▶ _Exercise objective_
Look through the data below. Pick out the lines holding the string "name".

▶ _Data provided_
□ □ □
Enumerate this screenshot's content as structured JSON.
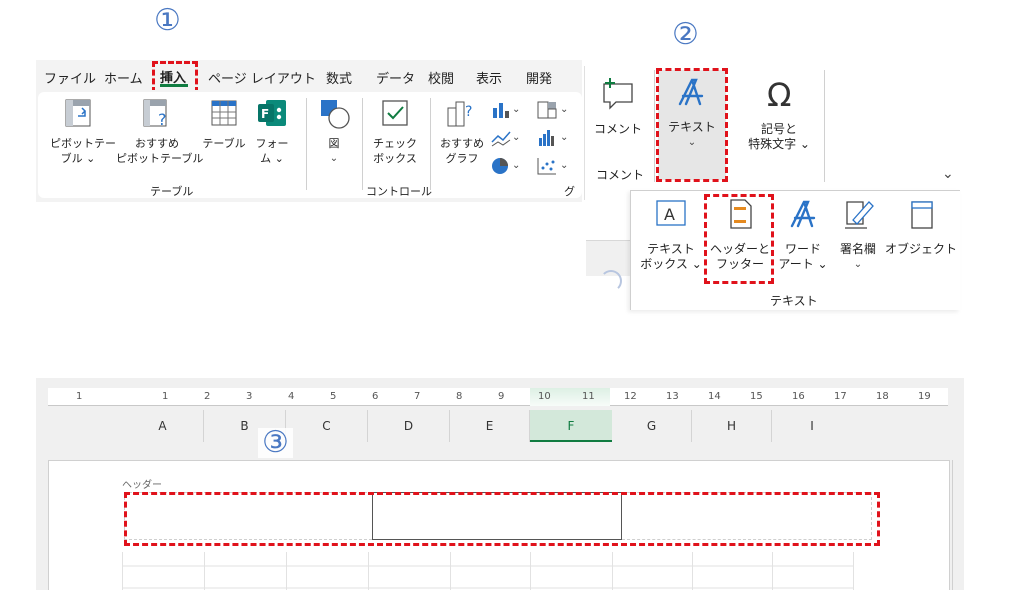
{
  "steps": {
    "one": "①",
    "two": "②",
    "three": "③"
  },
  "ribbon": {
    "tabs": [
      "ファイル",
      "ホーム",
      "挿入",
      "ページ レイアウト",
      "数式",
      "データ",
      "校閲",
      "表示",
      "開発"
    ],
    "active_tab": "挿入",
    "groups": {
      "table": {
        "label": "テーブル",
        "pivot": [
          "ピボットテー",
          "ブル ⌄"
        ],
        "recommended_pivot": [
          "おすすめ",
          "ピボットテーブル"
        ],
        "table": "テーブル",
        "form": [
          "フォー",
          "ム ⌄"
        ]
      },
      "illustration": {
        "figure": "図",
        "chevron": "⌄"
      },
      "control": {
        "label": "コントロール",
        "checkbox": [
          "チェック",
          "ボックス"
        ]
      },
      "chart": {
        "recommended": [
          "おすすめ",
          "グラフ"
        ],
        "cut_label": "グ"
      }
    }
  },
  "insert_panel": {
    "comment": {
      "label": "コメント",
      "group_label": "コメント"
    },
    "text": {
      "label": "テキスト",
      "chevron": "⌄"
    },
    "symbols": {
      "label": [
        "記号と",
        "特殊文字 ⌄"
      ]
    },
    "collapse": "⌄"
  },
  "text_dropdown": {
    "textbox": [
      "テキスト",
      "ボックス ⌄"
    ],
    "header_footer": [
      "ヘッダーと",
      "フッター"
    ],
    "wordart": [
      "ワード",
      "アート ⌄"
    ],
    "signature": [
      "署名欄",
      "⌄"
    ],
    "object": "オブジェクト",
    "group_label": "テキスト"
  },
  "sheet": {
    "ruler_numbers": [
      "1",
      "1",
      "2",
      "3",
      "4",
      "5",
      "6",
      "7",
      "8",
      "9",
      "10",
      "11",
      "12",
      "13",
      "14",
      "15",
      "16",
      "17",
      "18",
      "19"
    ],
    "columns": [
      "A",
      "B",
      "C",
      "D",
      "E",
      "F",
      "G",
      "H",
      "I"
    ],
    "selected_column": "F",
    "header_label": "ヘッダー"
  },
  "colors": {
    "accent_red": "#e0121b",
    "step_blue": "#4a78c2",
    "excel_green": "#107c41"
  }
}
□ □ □
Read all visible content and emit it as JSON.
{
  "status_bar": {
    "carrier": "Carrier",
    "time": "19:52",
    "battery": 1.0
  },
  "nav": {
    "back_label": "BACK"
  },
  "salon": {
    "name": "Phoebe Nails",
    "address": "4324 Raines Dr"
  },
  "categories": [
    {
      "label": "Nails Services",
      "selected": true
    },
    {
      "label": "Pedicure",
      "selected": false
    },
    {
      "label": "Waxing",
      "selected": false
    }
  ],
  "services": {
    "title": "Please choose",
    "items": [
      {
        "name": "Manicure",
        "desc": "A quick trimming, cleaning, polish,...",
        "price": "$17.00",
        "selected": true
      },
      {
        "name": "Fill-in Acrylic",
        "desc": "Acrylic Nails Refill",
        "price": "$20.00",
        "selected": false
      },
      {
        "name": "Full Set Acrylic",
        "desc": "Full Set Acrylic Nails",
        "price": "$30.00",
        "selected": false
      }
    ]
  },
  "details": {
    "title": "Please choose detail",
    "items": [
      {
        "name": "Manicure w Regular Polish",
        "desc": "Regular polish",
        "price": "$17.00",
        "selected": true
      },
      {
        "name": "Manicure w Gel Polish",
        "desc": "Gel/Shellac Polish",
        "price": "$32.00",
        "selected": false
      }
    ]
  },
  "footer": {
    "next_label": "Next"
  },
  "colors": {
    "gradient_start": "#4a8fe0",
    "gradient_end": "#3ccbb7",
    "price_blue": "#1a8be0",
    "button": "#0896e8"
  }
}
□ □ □
▶ _Answer box_
    "name": "Phoebe Nails",
        "name": "Manicure",
        "name": "Fill-in Acrylic",
        "name": "Full Set Acrylic",
        "name": "Manicure w Regular Polish",
        "name": "Manicure w Gel Polish",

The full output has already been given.